SUMMARY OF CURRENT REGIONAL DAILY MINIMUM WAGE RATES
As of August 2013
NON- AGRICULTURE AGRICULTURE Plantation Non-Plantation 285.00 - 336.00 270.00 - 306.00 258.00 - 290.00
Article 2206. The amount of damages for death caused by a crime or quasi-delict shall be at least three thousand pesos, even though there may have been mitigating circumstances. In addition:chanrobles virtua1aw 1ibraryAs a general rule, this Court holds that "documentary evidence should be presented to substantiate a claim for loss of earning capacity [but] by way of exception, [this] may be awarded despite the absence of documentary evidence when (1) the deceased is self-employed and earning less than the minimum wage under current labor laws, in which case, judicial notice may be taken of the fact that in the deceased’s line of work, no documentary evidence is available; or (2) the deceased is employed as a daily wage worker earning less than the minimum wage under current labor laws.”1cralaw virtualaw library(1) The defendant shall be liable for the loss of the earning capacity of the deceased, and the indemnity shall be paid to the heirs of the latter; such indemnity shall in every case be assessed and awarded by the court, unless the deceased on account of permanent physical disability not caused by the defendant, had no earning capacity at the time of his death[.]
1See Tan v. OMC Carriers Inc., G.R. No. 190521, January 12, 2011, 639 SCRA 471, 483 citing Philippine Hawk Corporation v. Lee, G.R. No. 166869, February 16, 2010, 612 SCRA 576 and Licyayo v. People, G.R. No. 169425, March 4, 2008, 547 SCRA 598. See also Victory Liner Inc. v. Gammad, 486 Phil. 574, 590 (2004) citing People v. Oco, G.R. Nos. 137370-71, September 29, 2003, 412 SCRA 190, 222.cralawnad

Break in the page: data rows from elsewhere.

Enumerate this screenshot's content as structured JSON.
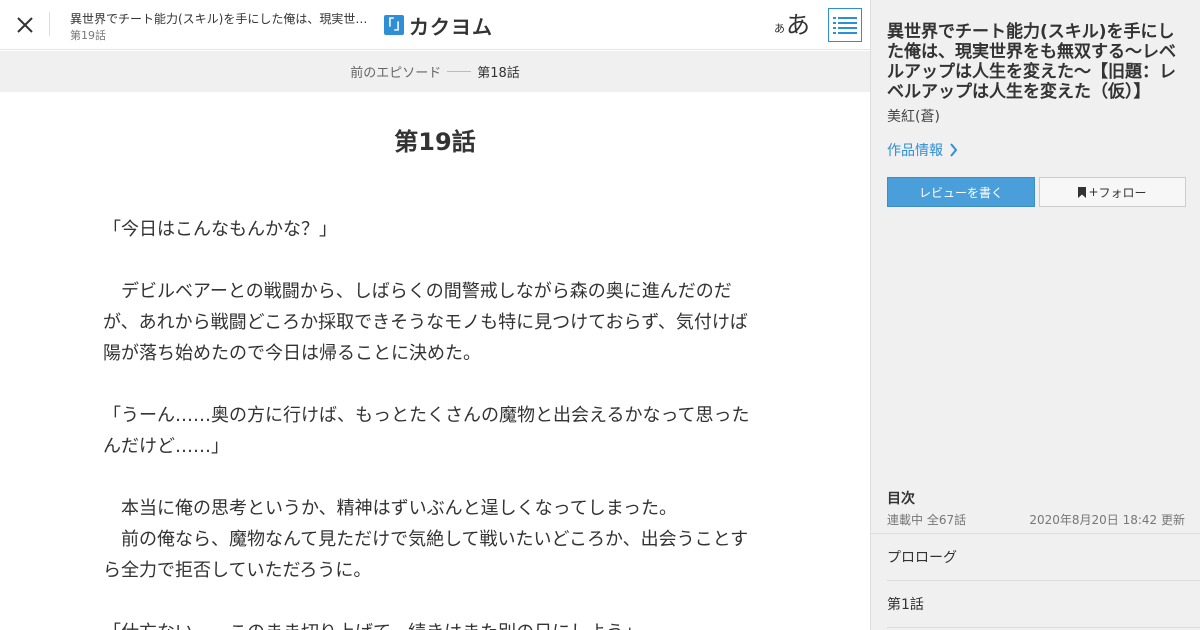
{
  "header": {
    "work_title_short": "異世界でチート能力(スキル)を手にした俺は、現実世界をも無双する～レベルアップは人生を変えた～",
    "episode_label": "第19話",
    "logo_mark": "「」",
    "logo_text": "カクヨム",
    "font_size_small": "あ",
    "font_size_large": "あ"
  },
  "nav": {
    "prev_label": "前のエピソード",
    "prev_episode": "第18話"
  },
  "episode": {
    "title": "第19話",
    "paragraphs": [
      "「今日はこんなもんかな？」",
      "",
      "　デビルベアーとの戦闘から、しばらくの間警戒しながら森の奥に進んだのだが、あれから戦闘どころか採取できそうなモノも特に見つけておらず、気付けば陽が落ち始めたので今日は帰ることに決めた。",
      "",
      "「うーん……奥の方に行けば、もっとたくさんの魔物と出会えるかなって思ったんだけど……」",
      "",
      "　本当に俺の思考というか、精神はずいぶんと逞しくなってしまった。",
      "　前の俺なら、魔物なんて見ただけで気絶して戦いたいどころか、出会うことすら全力で拒否していただろうに。",
      "",
      "「仕方ない……このまま切り上げて、続きはまた別の日にしよう」"
    ]
  },
  "sidebar": {
    "work_title": "異世界でチート能力(スキル)を手にした俺は、現実世界をも無双する～レベルアップは人生を変えた～【旧題：レベルアップは人生を変えた（仮）】",
    "author": "美紅(蒼)",
    "info_link": "作品情報",
    "review_button": "レビューを書く",
    "follow_button": "フォロー",
    "follow_plus": "+",
    "toc_heading": "目次",
    "toc_status": "連載中 全67話",
    "toc_updated": "2020年8月20日 18:42 更新",
    "toc_items": [
      "プロローグ",
      "第1話"
    ]
  },
  "colors": {
    "accent": "#2e8fd6",
    "review_button_bg": "#4a9fdb",
    "sidebar_bg": "#f0f0f0",
    "nav_bg": "#f0f0f0"
  },
  "icons": {
    "close": "close-icon",
    "toc": "list-icon",
    "info": "chevron-right-icon",
    "follow": "bookmark-icon"
  }
}
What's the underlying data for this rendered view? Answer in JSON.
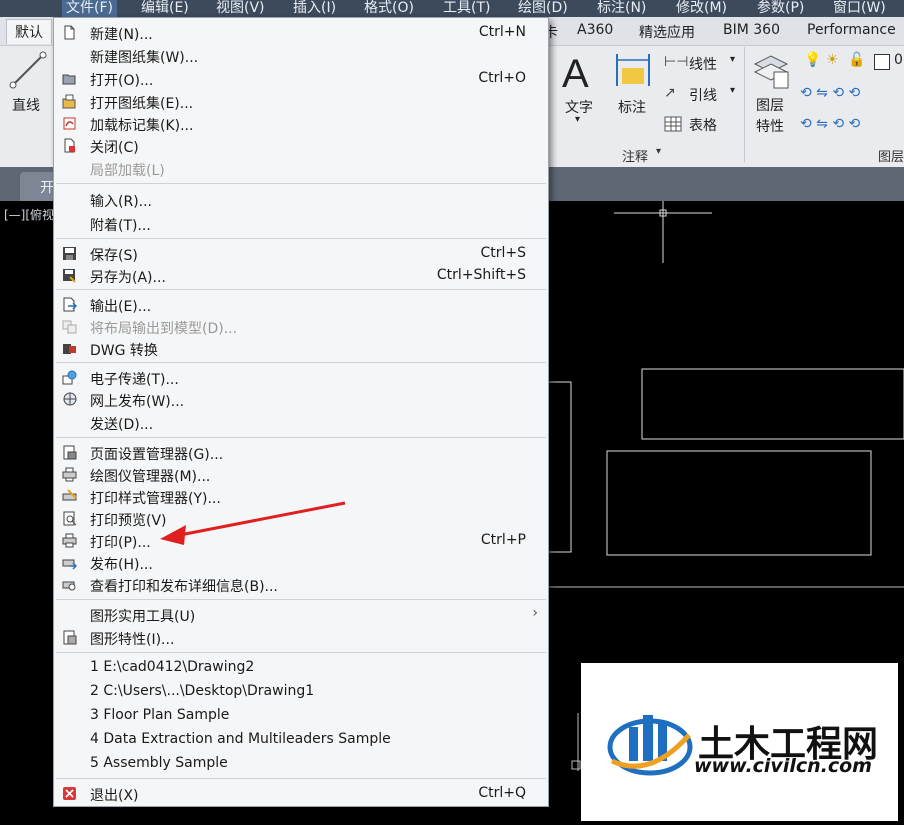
{
  "menubar": {
    "items": [
      "文件(F)",
      "编辑(E)",
      "视图(V)",
      "插入(I)",
      "格式(O)",
      "工具(T)",
      "绘图(D)",
      "标注(N)",
      "修改(M)",
      "参数(P)",
      "窗口(W)"
    ]
  },
  "ribbon": {
    "tabs": [
      "默认",
      "A360",
      "精选应用",
      "BIM 360",
      "Performance"
    ],
    "line_tool": "直线",
    "text_tool": "文字",
    "dim_tool": "标注",
    "linear": "线性",
    "leader": "引线",
    "table": "表格",
    "layer_props_1": "图层",
    "layer_props_2": "特性",
    "annotation_panel": "注释",
    "layer_panel": "图层",
    "file_tab": "开"
  },
  "viewport": {
    "label": "[—][俯视]"
  },
  "menu": {
    "items": [
      {
        "label": "新建(N)...",
        "shortcut": "Ctrl+N"
      },
      {
        "label": "新建图纸集(W)...",
        "shortcut": ""
      },
      {
        "label": "打开(O)...",
        "shortcut": "Ctrl+O"
      },
      {
        "label": "打开图纸集(E)...",
        "shortcut": ""
      },
      {
        "label": "加载标记集(K)...",
        "shortcut": ""
      },
      {
        "label": "关闭(C)",
        "shortcut": ""
      },
      {
        "label": "局部加载(L)",
        "shortcut": ""
      },
      {
        "label": "输入(R)...",
        "shortcut": ""
      },
      {
        "label": "附着(T)...",
        "shortcut": ""
      },
      {
        "label": "保存(S)",
        "shortcut": "Ctrl+S"
      },
      {
        "label": "另存为(A)...",
        "shortcut": "Ctrl+Shift+S"
      },
      {
        "label": "输出(E)...",
        "shortcut": ""
      },
      {
        "label": "将布局输出到模型(D)...",
        "shortcut": ""
      },
      {
        "label": "DWG 转换",
        "shortcut": ""
      },
      {
        "label": "电子传递(T)...",
        "shortcut": ""
      },
      {
        "label": "网上发布(W)...",
        "shortcut": ""
      },
      {
        "label": "发送(D)...",
        "shortcut": ""
      },
      {
        "label": "页面设置管理器(G)...",
        "shortcut": ""
      },
      {
        "label": "绘图仪管理器(M)...",
        "shortcut": ""
      },
      {
        "label": "打印样式管理器(Y)...",
        "shortcut": ""
      },
      {
        "label": "打印预览(V)",
        "shortcut": ""
      },
      {
        "label": "打印(P)...",
        "shortcut": "Ctrl+P"
      },
      {
        "label": "发布(H)...",
        "shortcut": ""
      },
      {
        "label": "查看打印和发布详细信息(B)...",
        "shortcut": ""
      },
      {
        "label": "图形实用工具(U)",
        "shortcut": ""
      },
      {
        "label": "图形特性(I)...",
        "shortcut": ""
      },
      {
        "label": "1 E:\\cad0412\\Drawing2",
        "shortcut": ""
      },
      {
        "label": "2 C:\\Users\\...\\Desktop\\Drawing1",
        "shortcut": ""
      },
      {
        "label": "3 Floor Plan Sample",
        "shortcut": ""
      },
      {
        "label": "4 Data Extraction and Multileaders Sample",
        "shortcut": ""
      },
      {
        "label": "5 Assembly Sample",
        "shortcut": ""
      },
      {
        "label": "退出(X)",
        "shortcut": "Ctrl+Q"
      }
    ]
  },
  "watermark": {
    "brand": "土木工程网",
    "url": "www.civilcn.com"
  },
  "colors": {
    "accent": "#e02020",
    "menu_bg": "#f5f6f7",
    "menubar_bg": "#3d4a5c"
  }
}
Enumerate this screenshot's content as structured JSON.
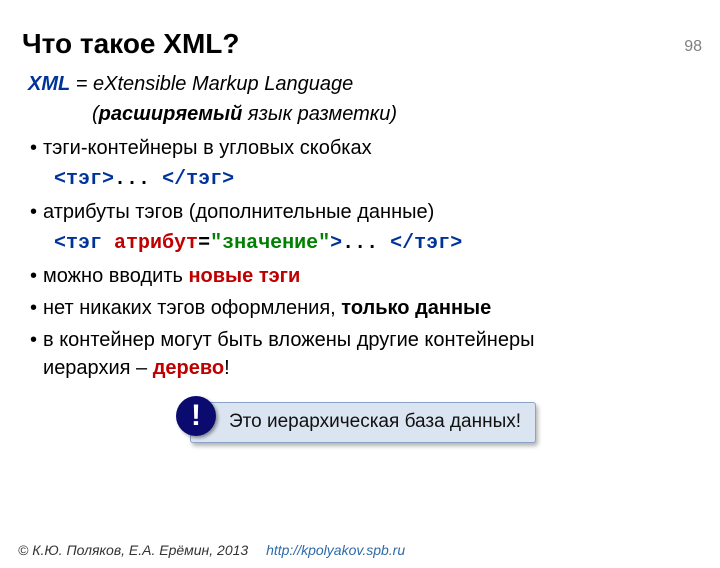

2Victory Liner Inc. v. Gammad, 486 Phil. 574 (2004).cralawnad
3 Id. at 591.cralawnad
4People v. Oco, 458 Phil. 815 (2003).cralawnad
5 Id. at 855.cralawnad
6People v. Caraig, 448 Phil. 78 (2003).cralawnad
7 Id. at 98.cralawnad
8See Republic Act No. 8424, as amended, Sec. 24 (A)(2).cralawnad
9See Wage Order No. 17. This Order was effective October 11, 2012. Available at:
10 383 Phil. 30 (2000).cralawnad
11People v. Ereño, 383 Phil. 30, 45-46 (2000).cralawnad
12Tan v. OMC Carriers, Inc., supra note 1.cralawnad
13 Id. at 483-484.cralawnad
14See Wage Order No. NCR-18. This Order was effective October 4, 2013. Available at: .cralawnad
15See Jara v. People of the Philippines, G.R. No. 172896, April 19, 2010, 618 SCRA 406, 408.
“x x x factual findings of the trial court are generally accorded great weight and respect on appeal, especially when such findings are supported by substantial evidence on record.”
16Tan v. OMC Carriers, Inc., supra note 1, at 484.cralawnad
17 412 Phil. 842, 859 (2001).cralawnad
18Victory Liner Inc. v. Gammad, 486 Phil. 574, 591 (2004).cralawnad
19Tan v. OMC Carriers, Inc., supra note 1, at 484-485.